I’m not sure I can adequately put into words how important Terry Pratchett’s writing is to me, but I’m going to try nonetheless.
When I was very young, my father would tell us about books he’d read – ones too complicated for seven-year-olds to tackle, but snippets of which could be retold in bedtime stories.
My favourites of these were always the ones about Pratchett’s Death. I was enamoured with the idea of a Grim Reaper who loved kittens, went out for curry, and rode a horse named Binky; but who was all the same practical, sagacious, and very good at his job. So when I was eight years old, my father handed me Mort, the first Discworld novel starring Death.
I don’t think I read anything else for the next three years.
Discworld was one of the greatest influences of my childhood. Sir Pratchett’s writing made me laugh, of course, and I learned then how deep my thirst for satire really ran. It also made me cry, smile, blink hard at genuinely unexpected twists. It taught me to write my own stories, crude though they were then. But above all, those grim, witty, wonderful words shaped the way my mind works. They helped build the fundamental patterns of my thoughts and made me who I am today. And I know the same is true for so many others out there.
So thank you, Sir Terry Pratchett.
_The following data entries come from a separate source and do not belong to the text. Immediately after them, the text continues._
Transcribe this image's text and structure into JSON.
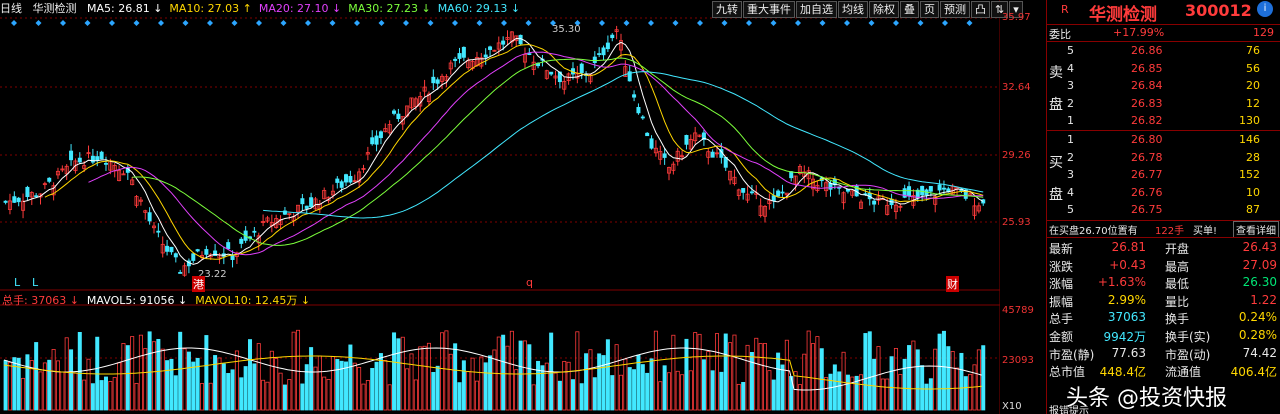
{
  "header": {
    "period": "日线",
    "name": "华测检测",
    "ma": [
      {
        "label": "MA5: 26.81",
        "arrow": "↓",
        "color": "#ffffff"
      },
      {
        "label": "MA10: 27.03",
        "arrow": "↑",
        "color": "#ffd700"
      },
      {
        "label": "MA20: 27.10",
        "arrow": "↓",
        "color": "#e040fb"
      },
      {
        "label": "MA30: 27.23",
        "arrow": "↓",
        "color": "#7cff3c"
      },
      {
        "label": "MA60: 29.13",
        "arrow": "↓",
        "color": "#42e8ff"
      }
    ]
  },
  "toolbar": [
    "九转",
    "重大事件",
    "加自选",
    "均线",
    "除权",
    "叠",
    "页",
    "预测",
    "凸",
    "⇅",
    "▾"
  ],
  "price_axis": {
    "labels": [
      "35.97",
      "32.64",
      "29.26",
      "25.93"
    ],
    "top": "35.97"
  },
  "vol_axis": {
    "labels": [
      "45789",
      "23093",
      "X10"
    ]
  },
  "annotations": {
    "high": "35.30",
    "low": "23.22",
    "L1": "L",
    "L2": "L",
    "gang": "港",
    "q": "q",
    "cai": "财"
  },
  "volume_header": [
    {
      "label": "总手: 37063",
      "arrow": "↓",
      "color": "#ff3b3b"
    },
    {
      "label": "MAVOL5: 91056",
      "arrow": "↓",
      "color": "#ffffff"
    },
    {
      "label": "MAVOL10: 12.45万",
      "arrow": "↓",
      "color": "#ffd700"
    }
  ],
  "quote": {
    "r": "R",
    "title": "华测检测",
    "code": "300012",
    "weibi_label": "委比",
    "weibi_value": "+17.99%",
    "weibi_diff": "129",
    "sell_label": [
      "卖",
      "盘"
    ],
    "buy_label": [
      "买",
      "盘"
    ],
    "sells": [
      {
        "n": "5",
        "price": "26.86",
        "vol": "76"
      },
      {
        "n": "4",
        "price": "26.85",
        "vol": "56"
      },
      {
        "n": "3",
        "price": "26.84",
        "vol": "20"
      },
      {
        "n": "2",
        "price": "26.83",
        "vol": "12"
      },
      {
        "n": "1",
        "price": "26.82",
        "vol": "130"
      }
    ],
    "buys": [
      {
        "n": "1",
        "price": "26.80",
        "vol": "146"
      },
      {
        "n": "2",
        "price": "26.78",
        "vol": "28"
      },
      {
        "n": "3",
        "price": "26.77",
        "vol": "152"
      },
      {
        "n": "4",
        "price": "26.76",
        "vol": "10"
      },
      {
        "n": "5",
        "price": "26.75",
        "vol": "87"
      }
    ],
    "position_note": "在买盘26.70位置有",
    "position_vol": "122手",
    "position_action": "买单!",
    "detail_link": "查看详细",
    "stats": [
      {
        "l1": "最新",
        "v1": "26.81",
        "c1": "red",
        "l2": "开盘",
        "v2": "26.43",
        "c2": "red"
      },
      {
        "l1": "涨跌",
        "v1": "+0.43",
        "c1": "red",
        "l2": "最高",
        "v2": "27.09",
        "c2": "red"
      },
      {
        "l1": "涨幅",
        "v1": "+1.63%",
        "c1": "red",
        "l2": "最低",
        "v2": "26.30",
        "c2": "green"
      },
      {
        "l1": "振幅",
        "v1": "2.99%",
        "c1": "yellow",
        "l2": "量比",
        "v2": "1.22",
        "c2": "red"
      },
      {
        "l1": "总手",
        "v1": "37063",
        "c1": "cyan",
        "l2": "换手",
        "v2": "0.24%",
        "c2": "yellow"
      },
      {
        "l1": "金额",
        "v1": "9942万",
        "c1": "cyan",
        "l2": "换手(实)",
        "v2": "0.28%",
        "c2": "yellow"
      },
      {
        "l1": "市盈(静)",
        "v1": "77.63",
        "c1": "white",
        "l2": "市盈(动)",
        "v2": "74.42",
        "c2": "white"
      },
      {
        "l1": "总市值",
        "v1": "448.4亿",
        "c1": "yellow",
        "l2": "流通值",
        "v2": "406.4亿",
        "c2": "yellow"
      }
    ],
    "footer": "报错提示"
  },
  "watermark": "头条 @投资快报",
  "colors": {
    "up": "#ff3b3b",
    "down": "#42e8ff",
    "grid": "#800000",
    "ma5": "#ffffff",
    "ma10": "#ffd700",
    "ma20": "#e040fb",
    "ma30": "#7cff3c",
    "ma60": "#42e8ff"
  }
}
Thank you for making us who we are, and for everything else along the way.
P.S- Drag the picture onto a dark background